Target to cool registers 6 hours

Thanksgiving run only till midnight

Posted: November 7, 2017 at 2:18 a.m.
Updated: November 7, 2017 at 2:18 a.m.

NEW YORK -- Target is offering shoppers a breather after Christmas shopping on Thanksgiving.

The Minneapolis-based discounter said Monday that it will open at 6 p.m. on Thanksgiving and then close at midnight. Its stores will then reopen at 6 a.m. on Friday until 10 p.m., 11 p.m. or midnight.

That's different from last year when it kept the stores open straight through the night.

Target again will offer Black Friday deals on on the morning of Thanksgiving.

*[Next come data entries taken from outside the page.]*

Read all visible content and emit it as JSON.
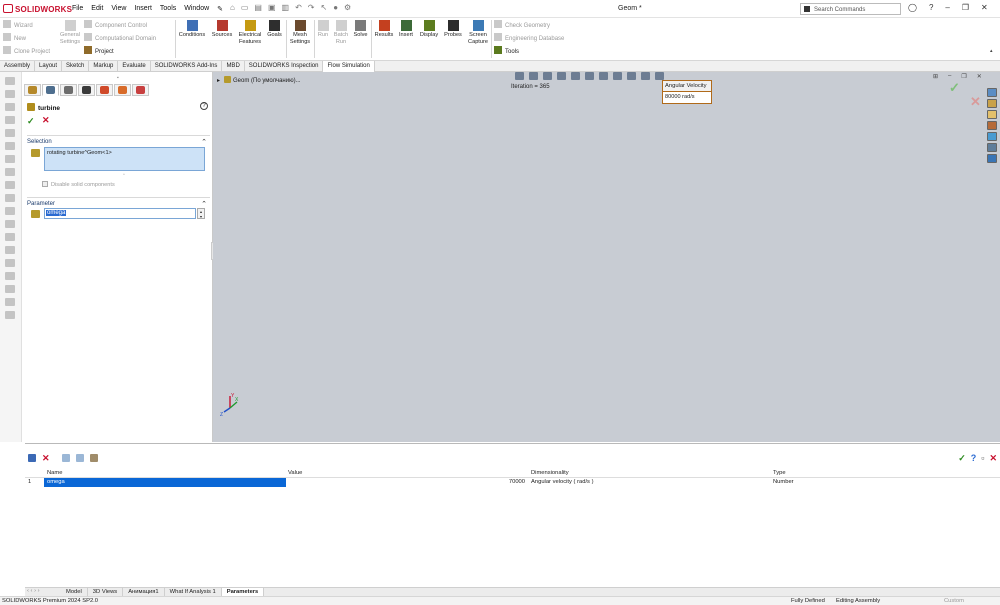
{
  "app": {
    "name": "SOLIDWORKS",
    "document_title": "Geom *"
  },
  "menu": [
    "File",
    "Edit",
    "View",
    "Insert",
    "Tools",
    "Window"
  ],
  "search": {
    "placeholder": "Search Commands"
  },
  "ribbon": {
    "left": [
      "Wizard",
      "New",
      "Clone Project"
    ],
    "general_settings": "General Settings",
    "col2": {
      "component_control": "Component Control",
      "computational_domain": "Computational Domain",
      "project": "Project"
    },
    "buttons": [
      {
        "label": "Conditions"
      },
      {
        "label": "Sources"
      },
      {
        "label": "Electrical Features"
      },
      {
        "label": "Goals"
      },
      {
        "label": "Mesh Settings"
      },
      {
        "label": "Run"
      },
      {
        "label": "Batch Run"
      },
      {
        "label": "Solve"
      },
      {
        "label": "Results"
      },
      {
        "label": "Insert"
      },
      {
        "label": "Display"
      },
      {
        "label": "Probes"
      },
      {
        "label": "Screen Capture"
      }
    ],
    "right": {
      "check_geometry": "Check Geometry",
      "engineering_database": "Engineering Database",
      "tools": "Tools"
    }
  },
  "tabs": [
    "Assembly",
    "Layout",
    "Sketch",
    "Markup",
    "Evaluate",
    "SOLIDWORKS Add-Ins",
    "MBD",
    "SOLIDWORKS Inspection",
    "Flow Simulation"
  ],
  "property_manager": {
    "title": "turbine",
    "help": "?",
    "selection": {
      "header": "Selection",
      "value": "rotating turbine^Geom<1>",
      "disable_solid": "Disable solid components"
    },
    "parameter": {
      "header": "Parameter",
      "value": "omega"
    }
  },
  "viewport": {
    "tree_label": "Geom (По умолчанию)...",
    "iteration": "Iteration = 365",
    "callout": {
      "title": "Angular Velocity",
      "value": "80000 rad/s"
    },
    "axis": {
      "x": "X",
      "y": "Y",
      "z": "Z"
    }
  },
  "parameters_table": {
    "headers": [
      "Name",
      "Value",
      "Dimensionality",
      "Type"
    ],
    "rows": [
      {
        "index": "1",
        "name": "omega",
        "value": "70000",
        "dimensionality": "Angular velocity ( rad/s )",
        "type": "Number"
      }
    ]
  },
  "doc_tabs": [
    "Model",
    "3D Views",
    "Анимация1",
    "What If Analysis 1",
    "Parameters"
  ],
  "status": {
    "product": "SOLIDWORKS Premium 2024 SP2.0",
    "defined": "Fully Defined",
    "mode": "Editing Assembly",
    "units": "Custom"
  }
}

In a lead-up to the holiday, it will dangle select deals starting Monday, as it has for the past four years.

Like other retailers, Target is trying to figure out what makes sense for its customers who are jumping back and forth between online and the stores. It learned that while shoppers like the opportunity to shop on Thanksgiving and Black Friday at its stores, the crowds thinned out in the wee hours of the morning. Store executives also said the new hours gives employees a chance to refresh merchandise.

Most Macy's stores will open at 5 p.m. on Thanksgiving and close at 2 a.m., similar to last year. It will reopen 6 a.m. local time on Black Friday.

But some stores are sticking with marathon shopping hours.

Kohl's and J.C. Penney are both opening stores an hour earlier on Thanksgiving than a year ago, but Penney is trying to outdo its department store rivals by a few hours. J.C. Penney said it will open at 2 p.m. on Thanksgiving and stay open until 10 p.m. on Friday. Kohl's is opening at 5 p.m. and will be open straight through midnight on Black Friday.

Toys R Us will open its doors at 5 p.m. on Thanksgiving and remain open for 30 straight hours.

Like many retailers, Target is also pushing more incentives for customers to come back to the store and trying to make it easier to get deals.

For the first time, when customers spend $50 on the day after Thanksgiving, they will receive a coupon for 20 percent off a future shopping trip. And nearly all of Target's Black Friday online deals will be eligible for pickup at the store, up significantly from last year.

Also new this year: Discounts will be applied automatically at checkout, with no coupons or codes required. Target also wants to reward its most loyal customers. On the day before Thanksgiving, holders of its branded credit card will get access to more than 100 Black Friday deals, compared with a handful in past years.

Target is also waiving home-delivery fees for all Christmas orders, the industry's latest shipping promotion. Electronics seller Best Buy Co. has done the same, proving that the most contested battleground for retailers this year is the so-called last mile -- getting products to customers' door.

"Retailers are competing for share, and if they are not competitive in the holiday season, consumers won't choose them next year," said Erik Morton, vice president of strategy and corporate development at e-commerce software provider CommerceHub Inc.

The moves put the spotlight on Wal-Mart, which has yet to disclose its strategy for the Black Friday promotional period. The world's biggest retailer rolled out free two-day shipping on more than 2 million items in January, and U.S. online chief Marc Lore has credited the offer with helping the company post web sales growth of at least 60 percent in recent quarters -- about double the pace of Target and Best Buy.

"Wal-Mart has them in the rearview mirror right now," Sucharita Mulpuru, an analyst at Forrester Research, said.

Free-shipping deals have become increasingly essential for online sellers, even though they take a toll on the bottom line. Target has trotted out similar promotions every year since 2014. More than half of shoppers who abandon their online shopping carts do so because the delivery options were too expensive, according to a survey conducted last year by Research Now on behalf of e-commerce software provider MetaPack.

For the first time ever, more shoppers will look for gifts online than in stores this Christmas, according to a survey from the National Retail Federation. The industry association projects that total Christmas retail sales will rise as much as 4 percent this year to about $680 billion.

Information for this article was contributed Anne D'Innocenzio and by Matthew Boyle of Bloomberg News.

Business on 11/07/2017